Stored entries:
Content starts
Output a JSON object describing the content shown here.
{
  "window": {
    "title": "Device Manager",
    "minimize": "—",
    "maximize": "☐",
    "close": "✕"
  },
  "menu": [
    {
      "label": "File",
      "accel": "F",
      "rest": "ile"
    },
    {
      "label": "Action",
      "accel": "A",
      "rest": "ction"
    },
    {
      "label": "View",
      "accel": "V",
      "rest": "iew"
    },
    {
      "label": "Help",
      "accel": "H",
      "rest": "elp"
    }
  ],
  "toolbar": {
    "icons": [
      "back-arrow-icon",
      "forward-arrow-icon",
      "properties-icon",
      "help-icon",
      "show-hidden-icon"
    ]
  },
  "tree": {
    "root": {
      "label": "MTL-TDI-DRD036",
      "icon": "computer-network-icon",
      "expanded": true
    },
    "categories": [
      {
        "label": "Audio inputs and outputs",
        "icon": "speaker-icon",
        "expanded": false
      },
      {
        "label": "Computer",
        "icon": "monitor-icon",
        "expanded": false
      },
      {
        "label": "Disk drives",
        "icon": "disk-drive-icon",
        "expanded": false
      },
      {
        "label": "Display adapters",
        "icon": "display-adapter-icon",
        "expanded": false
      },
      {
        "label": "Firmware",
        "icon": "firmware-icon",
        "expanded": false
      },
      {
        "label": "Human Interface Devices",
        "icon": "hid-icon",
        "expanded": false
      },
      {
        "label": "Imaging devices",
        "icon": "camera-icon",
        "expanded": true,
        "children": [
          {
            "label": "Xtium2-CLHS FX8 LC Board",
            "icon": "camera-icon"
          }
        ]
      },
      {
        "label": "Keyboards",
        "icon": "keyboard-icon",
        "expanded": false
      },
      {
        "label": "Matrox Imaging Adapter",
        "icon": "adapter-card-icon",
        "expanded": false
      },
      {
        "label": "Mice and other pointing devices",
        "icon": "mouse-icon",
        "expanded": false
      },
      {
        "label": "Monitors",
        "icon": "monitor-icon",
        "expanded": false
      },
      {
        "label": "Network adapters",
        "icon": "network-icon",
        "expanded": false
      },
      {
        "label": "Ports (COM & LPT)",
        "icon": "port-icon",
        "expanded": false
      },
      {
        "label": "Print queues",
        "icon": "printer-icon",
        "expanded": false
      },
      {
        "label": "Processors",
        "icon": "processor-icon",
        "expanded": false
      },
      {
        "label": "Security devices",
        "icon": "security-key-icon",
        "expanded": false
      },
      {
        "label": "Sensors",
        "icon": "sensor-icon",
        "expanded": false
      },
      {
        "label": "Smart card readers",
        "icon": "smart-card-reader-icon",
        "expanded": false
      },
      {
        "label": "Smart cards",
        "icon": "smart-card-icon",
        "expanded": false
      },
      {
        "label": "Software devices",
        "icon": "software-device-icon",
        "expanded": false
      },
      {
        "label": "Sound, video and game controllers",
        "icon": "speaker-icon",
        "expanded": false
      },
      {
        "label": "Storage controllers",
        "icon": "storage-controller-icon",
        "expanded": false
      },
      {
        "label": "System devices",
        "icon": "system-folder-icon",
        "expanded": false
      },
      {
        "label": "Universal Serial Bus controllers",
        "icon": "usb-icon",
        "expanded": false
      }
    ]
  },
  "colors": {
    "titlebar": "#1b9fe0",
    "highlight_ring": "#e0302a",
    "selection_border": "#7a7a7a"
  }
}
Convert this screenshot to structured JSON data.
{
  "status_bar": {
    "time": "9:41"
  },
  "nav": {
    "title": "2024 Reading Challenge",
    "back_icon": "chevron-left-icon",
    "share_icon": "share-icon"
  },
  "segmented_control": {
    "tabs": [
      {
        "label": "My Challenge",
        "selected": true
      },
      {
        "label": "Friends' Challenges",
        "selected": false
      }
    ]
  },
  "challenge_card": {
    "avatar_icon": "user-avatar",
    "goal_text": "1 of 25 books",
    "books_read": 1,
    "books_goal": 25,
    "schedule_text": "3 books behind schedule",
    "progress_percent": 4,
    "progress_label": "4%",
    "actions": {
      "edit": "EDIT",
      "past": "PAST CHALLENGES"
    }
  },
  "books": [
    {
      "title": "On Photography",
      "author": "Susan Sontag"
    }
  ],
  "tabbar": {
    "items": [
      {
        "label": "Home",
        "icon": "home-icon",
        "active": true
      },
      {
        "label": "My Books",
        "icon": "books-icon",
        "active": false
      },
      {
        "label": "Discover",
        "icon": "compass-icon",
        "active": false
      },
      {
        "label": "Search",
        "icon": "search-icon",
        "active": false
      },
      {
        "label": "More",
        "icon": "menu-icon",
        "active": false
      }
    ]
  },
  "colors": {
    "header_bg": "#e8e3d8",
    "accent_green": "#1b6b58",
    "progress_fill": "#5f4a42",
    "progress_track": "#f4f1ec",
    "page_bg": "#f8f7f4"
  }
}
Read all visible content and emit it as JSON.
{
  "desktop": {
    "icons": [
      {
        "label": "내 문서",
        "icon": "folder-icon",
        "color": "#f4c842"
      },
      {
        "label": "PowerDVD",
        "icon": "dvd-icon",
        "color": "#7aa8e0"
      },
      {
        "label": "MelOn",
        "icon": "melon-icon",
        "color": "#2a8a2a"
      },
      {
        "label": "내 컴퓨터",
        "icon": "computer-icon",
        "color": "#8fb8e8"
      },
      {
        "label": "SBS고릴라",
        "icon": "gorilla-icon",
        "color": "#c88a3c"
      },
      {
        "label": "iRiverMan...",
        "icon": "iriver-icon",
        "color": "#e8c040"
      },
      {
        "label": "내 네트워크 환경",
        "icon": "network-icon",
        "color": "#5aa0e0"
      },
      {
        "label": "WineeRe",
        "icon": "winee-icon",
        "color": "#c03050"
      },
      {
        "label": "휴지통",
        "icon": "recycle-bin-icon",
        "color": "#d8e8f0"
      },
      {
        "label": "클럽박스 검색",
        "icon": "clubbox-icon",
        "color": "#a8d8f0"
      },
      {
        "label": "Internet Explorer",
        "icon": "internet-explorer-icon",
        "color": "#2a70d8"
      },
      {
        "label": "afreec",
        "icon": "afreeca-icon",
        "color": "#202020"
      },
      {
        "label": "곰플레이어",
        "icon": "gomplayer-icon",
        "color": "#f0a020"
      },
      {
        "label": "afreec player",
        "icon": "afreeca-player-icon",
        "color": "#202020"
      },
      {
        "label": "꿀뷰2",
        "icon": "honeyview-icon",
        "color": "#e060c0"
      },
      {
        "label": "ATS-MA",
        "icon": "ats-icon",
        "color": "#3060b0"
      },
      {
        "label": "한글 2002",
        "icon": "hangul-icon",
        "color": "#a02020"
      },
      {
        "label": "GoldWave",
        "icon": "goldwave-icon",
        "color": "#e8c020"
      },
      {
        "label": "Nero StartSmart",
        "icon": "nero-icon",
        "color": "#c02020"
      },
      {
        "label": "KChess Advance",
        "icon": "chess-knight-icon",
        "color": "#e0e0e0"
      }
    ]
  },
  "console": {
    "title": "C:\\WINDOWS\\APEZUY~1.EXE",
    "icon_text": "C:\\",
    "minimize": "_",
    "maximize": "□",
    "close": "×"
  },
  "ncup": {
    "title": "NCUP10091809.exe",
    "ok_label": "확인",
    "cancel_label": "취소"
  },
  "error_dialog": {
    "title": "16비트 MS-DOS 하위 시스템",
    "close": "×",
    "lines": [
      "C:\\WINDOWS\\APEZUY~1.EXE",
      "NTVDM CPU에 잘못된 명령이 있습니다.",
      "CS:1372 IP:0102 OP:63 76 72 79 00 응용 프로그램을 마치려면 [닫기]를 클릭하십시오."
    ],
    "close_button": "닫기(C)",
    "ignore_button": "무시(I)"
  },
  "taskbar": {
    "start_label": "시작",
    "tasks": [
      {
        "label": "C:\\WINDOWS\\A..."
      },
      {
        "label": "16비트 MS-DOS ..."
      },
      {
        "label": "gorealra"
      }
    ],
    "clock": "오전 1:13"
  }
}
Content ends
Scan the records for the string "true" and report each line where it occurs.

      "expanded": true
        "expanded": true,
        "selected": true
        "active": true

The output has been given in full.